Photography, Text, and Audio Slide Show by Matt Black
THE YELLOW AND BLACK SIGNS announcing the start of California’s new water war began appearing in the spring of 2009: CONGRESS-CREATED DUSTBOWL. The Central Valley’s most productive stretch of farmland, the immense Westlands Water District, had seen its water supply cut by 90 percent to forestall the ecological collapse of the Sacramento Delta, the largest estuary on the Pacific coast and a crucial source of water for wildlife and humans. All along Interstate 5, the state’s main north-south highway, the signs were soon ubiquitous. Parked atop patches of barren farmland, they announced what appeared to be a modern-day agricultural apocalypse: 200,000 acres of the nation’s richest farmland out of production, unemployment above 40 percent in some towns, and bread lines stretching around the block.
Of course, the entire enterprise in the Westlands was likely to fail. Its folly seems painfully obvious today— turning a patch of semi-arid desert into farmland through the construction of a massive concrete river running in reverse, with water pumped uphill from the delta a hundred miles away. A creation of the same 1930s New Deal ambition that plugged the Colorado and Columbia rivers and brought electricity to much of the nation, California’s Central Valley Project and its huge aqueduct are from a time of unbridled engineering confidence. Today such certainty, such faith in the power of bulldozers, concrete, and the draftsman’s pen, seems unimaginably naïve and very nearly quaint— but its bequest is the modern American West.
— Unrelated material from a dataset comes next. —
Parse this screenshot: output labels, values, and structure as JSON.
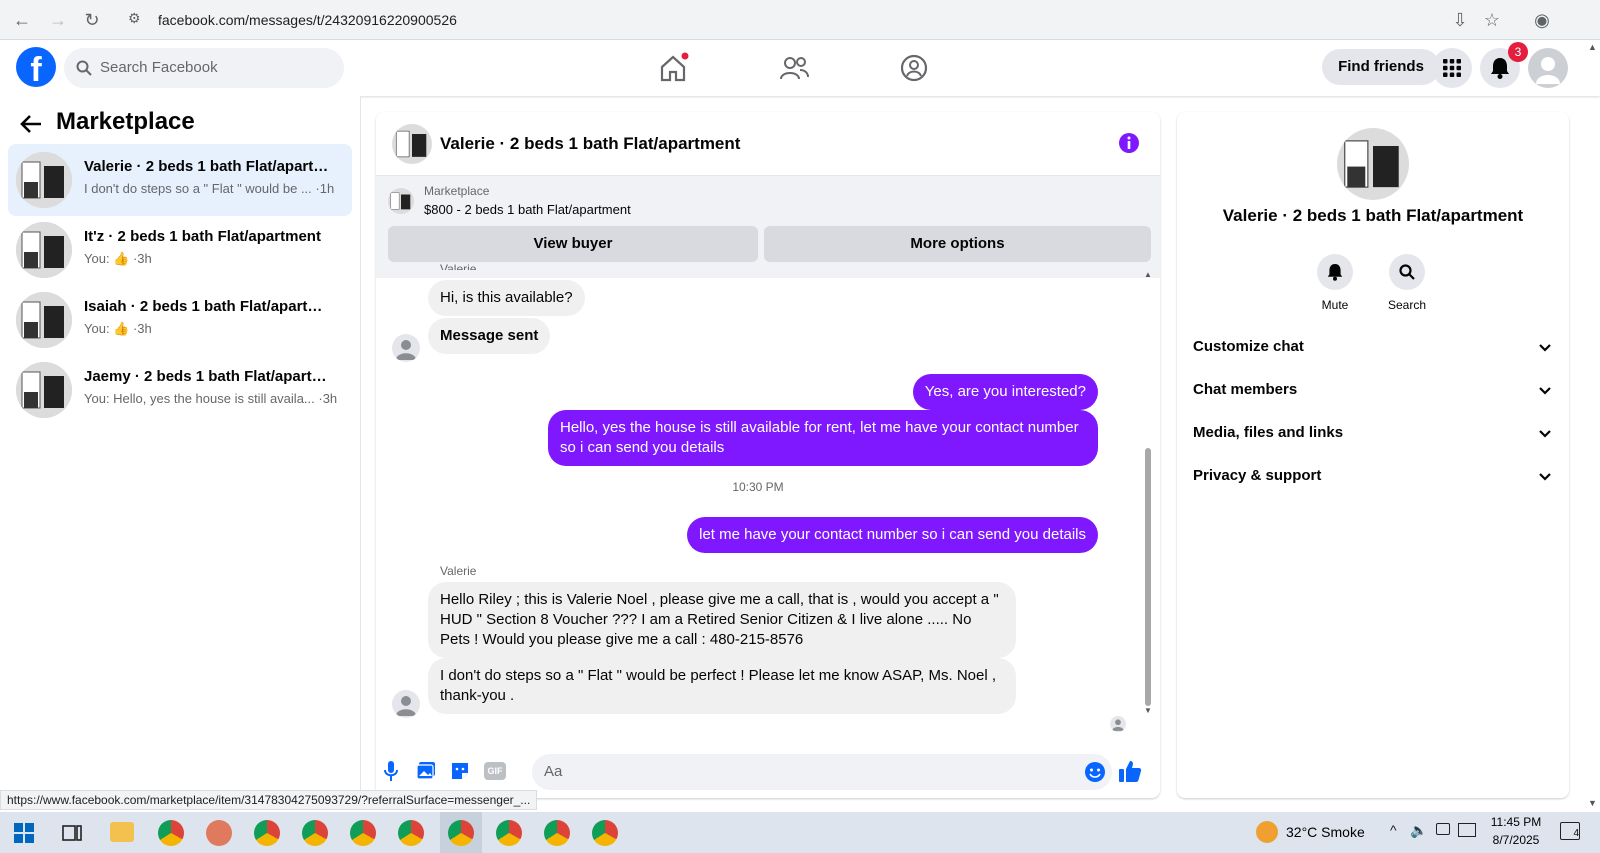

These days the Westlands is home to the nation’s largest and richest farms—some cover more than ten square miles and rake in millions of dollars each year — but it is also home to some of the poorest towns in California. The average farm worker in the Westlands makes about $10,000 a year. While its bonanza harvests serviced by a near-feudal labor system are a throwback to another time, it’s no backwater. Each spring and fall, 90 percent of the nation’s lettuce comes from these fields, as well as the majority of many other crops, from almonds and cantaloupes to tomatoes and pomegranates.
As I watch this ersatz abundance turn to dust, I’m left conflicted. When a group of farmers and politicians pose for news cameras in front of destitute housewives in a bread line, it feels outrageous. Don’t they know that families here have relied on food handouts for years? Are they really using their workers’ poverty —a poverty born of decades of exploitative wages — to get more subsidized water?
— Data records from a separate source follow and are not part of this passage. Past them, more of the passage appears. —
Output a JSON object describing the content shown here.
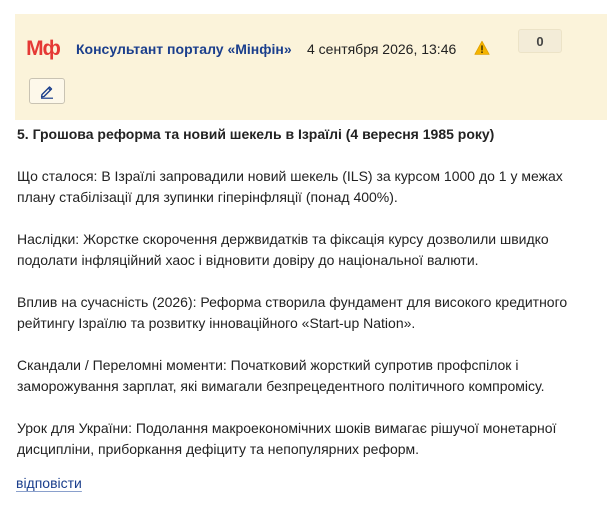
{
  "comment": {
    "logo": "Мф",
    "author": "Консультант порталу «Мінфін»",
    "date": "4 сентября 2026, 13:46",
    "rating": "0",
    "title": "5. Грошова реформа та новий шекель в Ізраїлі (4 вересня 1985 року)",
    "paragraphs": [
      "Що сталося: В Ізраїлі запровадили новий шекель (ILS) за курсом 1000 до 1 у межах плану стабілізації для зупинки гіперінфляції (понад 400%).",
      "Наслідки: Жорстке скорочення держвидатків та фіксація курсу дозволили швидко подолати інфляційний хаос і відновити довіру до національної валюти.",
      "Вплив на сучасність (2026): Реформа створила фундамент для високого кредитного рейтингу Ізраїлю та розвитку інноваційного «Start-up Nation».",
      "Скандали / Переломні моменти: Початковий жорсткий супротив профспілок і заморожування зарплат, які вимагали безпрецедентного політичного компромісу.",
      "Урок для України: Подолання макроекономічних шоків вимагає рішучої монетарної дисципліни, приборкання дефіциту та непопулярних реформ."
    ],
    "reply_label": "відповісти"
  },
  "icons": {
    "warning": "warning-icon",
    "edit": "pencil-icon"
  },
  "colors": {
    "header_bg": "#fbf3da",
    "author": "#1a3e8c",
    "logo": "#e53935",
    "warning": "#f5b400"
  }
}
But on the way out of town, as dusk falls and the landscape rolls by, the stretches of brown stick in my eye like bits of dust blown in. To watch crops wither and see farmland turn to dust feels deeply wrong, like watching civilization’s seams start to unravel. The Westlands might be a landscape imbued with an aura of corruption, but it is a human landscape, and once its thin green veneer is torn away, the makeshift community it supported — schools, homes, towns — is quickly reduced to an eerie tableau of dust storms and bouncing tumbleweed. At times such as this, the ecological havoc in the Sacramento Delta seems far away.
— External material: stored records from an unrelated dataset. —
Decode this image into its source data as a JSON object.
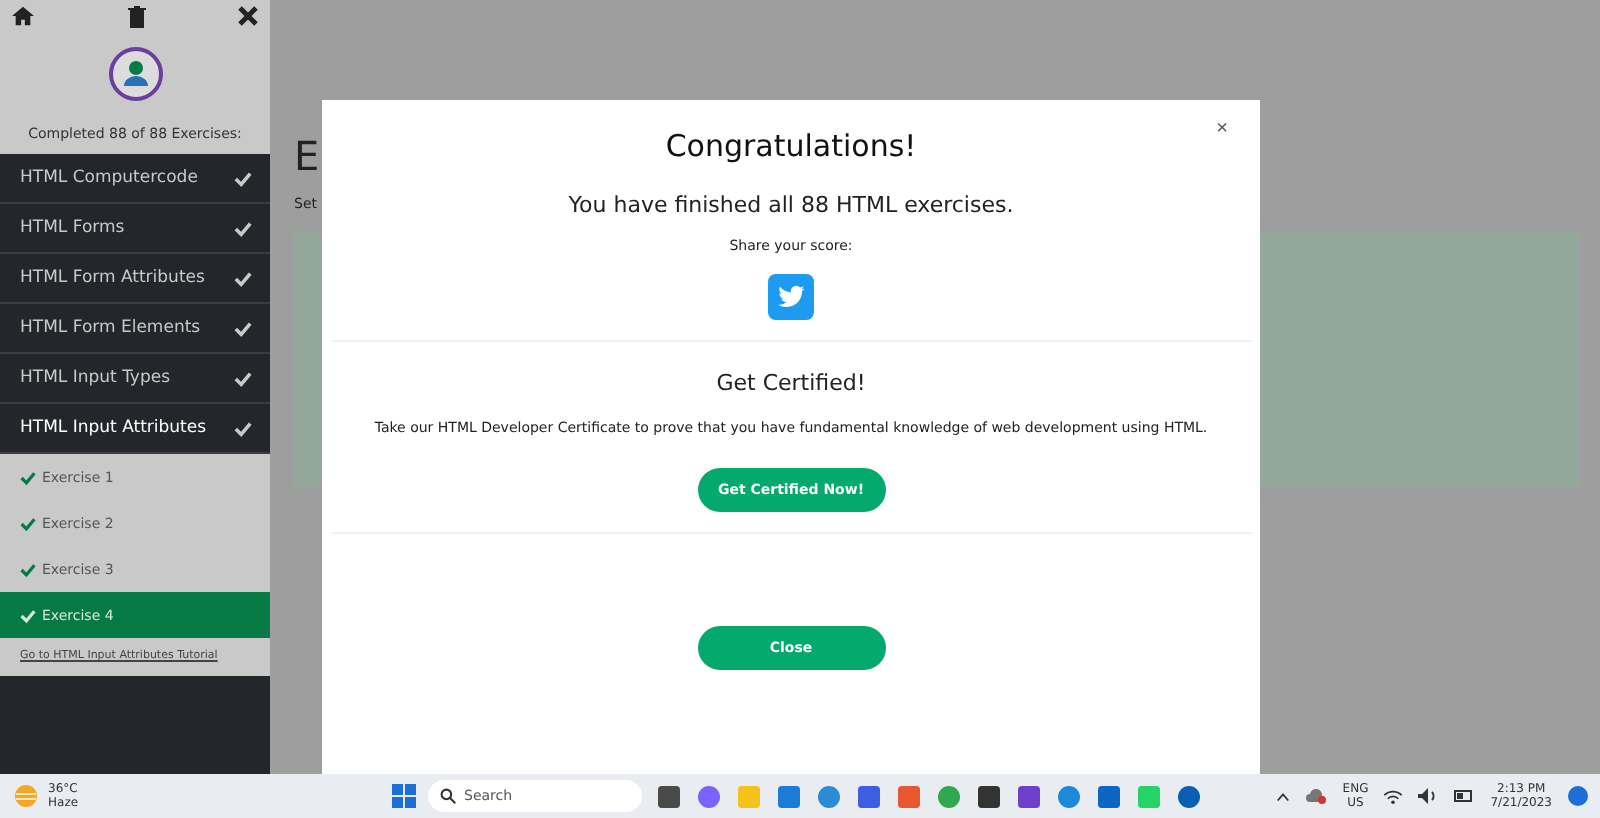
{
  "sidebar": {
    "progress": "Completed 88 of 88 Exercises:",
    "topics": [
      {
        "label": "HTML Computercode",
        "completed": true,
        "expanded": false
      },
      {
        "label": "HTML Forms",
        "completed": true,
        "expanded": false
      },
      {
        "label": "HTML Form Attributes",
        "completed": true,
        "expanded": false
      },
      {
        "label": "HTML Form Elements",
        "completed": true,
        "expanded": false
      },
      {
        "label": "HTML Input Types",
        "completed": true,
        "expanded": false
      },
      {
        "label": "HTML Input Attributes",
        "completed": true,
        "expanded": true
      }
    ],
    "exercises": [
      {
        "label": "Exercise 1",
        "completed": true,
        "selected": false
      },
      {
        "label": "Exercise 2",
        "completed": true,
        "selected": false
      },
      {
        "label": "Exercise 3",
        "completed": true,
        "selected": false
      },
      {
        "label": "Exercise 4",
        "completed": true,
        "selected": true
      }
    ],
    "tutorial_link": "Go to HTML Input Attributes Tutorial"
  },
  "page": {
    "heading": "E",
    "text": "Set"
  },
  "modal": {
    "title": "Congratulations!",
    "message": "You have finished all 88 HTML exercises.",
    "share_label": "Share your score:",
    "cert_title": "Get Certified!",
    "cert_text": "Take our HTML Developer Certificate to prove that you have fundamental knowledge of web development using HTML.",
    "cert_button": "Get Certified Now!",
    "close_symbol": "×",
    "close_button": "Close"
  },
  "taskbar": {
    "temperature": "36°C",
    "weather": "Haze",
    "search_placeholder": "Search",
    "language": "ENG",
    "region": "US",
    "time": "2:13 PM",
    "date": "7/21/2023"
  }
}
I stop by a friend’s house, a Mexican migrant whom I’ve known on both sides of the border. His elderly parents, two of the sweetest people I have ever met, live in a remote Oaxacan village in a dirt-floor adobe house perched on the side of a mountain, scratching out a living on a small corn farm. Without the money their son sends them, about fifty dollars a month, both will soon be skipping meals. My friend tells me he hasn’t had work in six months, and the only money coming in is from the tacos his wife sells out of the back of a broken-down catering truck parked in their driveway. Next to the truck, he’s planted a sign: “No water, no life.”